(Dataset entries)

--*--

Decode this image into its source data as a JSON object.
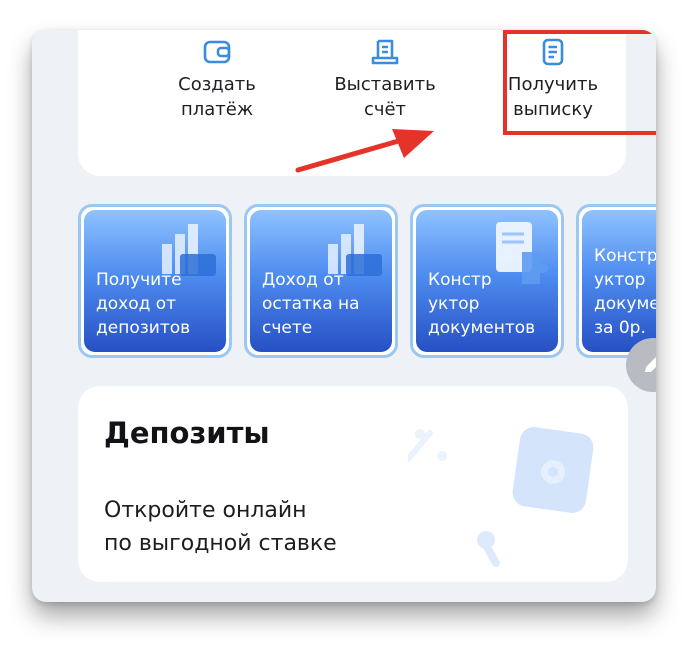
{
  "actions": {
    "create_payment": "Создать\nплатёж",
    "issue_invoice": "Выставить\nсчёт",
    "get_statement": "Получить\nвыписку"
  },
  "promos": [
    {
      "text": "Получите\nдоход от\nдепозитов"
    },
    {
      "text": "Доход от\nостатка на\nсчете"
    },
    {
      "text": "Констр\nуктор\nдокументов"
    },
    {
      "text": "Констр\nуктор\nдокуме\nза 0р."
    }
  ],
  "deposits": {
    "title": "Депозиты",
    "description": "Откройте онлайн\nпо выгодной ставке"
  },
  "colors": {
    "accent": "#3a8dde",
    "highlight": "#e5332a",
    "card_gradient_top": "#8fc2ff",
    "card_gradient_bottom": "#2650c4"
  },
  "icons": {
    "create_payment": "wallet-icon",
    "issue_invoice": "invoice-icon",
    "get_statement": "document-icon",
    "edit": "pencil-icon"
  }
}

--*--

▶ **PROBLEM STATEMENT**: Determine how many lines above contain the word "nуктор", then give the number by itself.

▶ **RESULT OF THIS TASK**: 2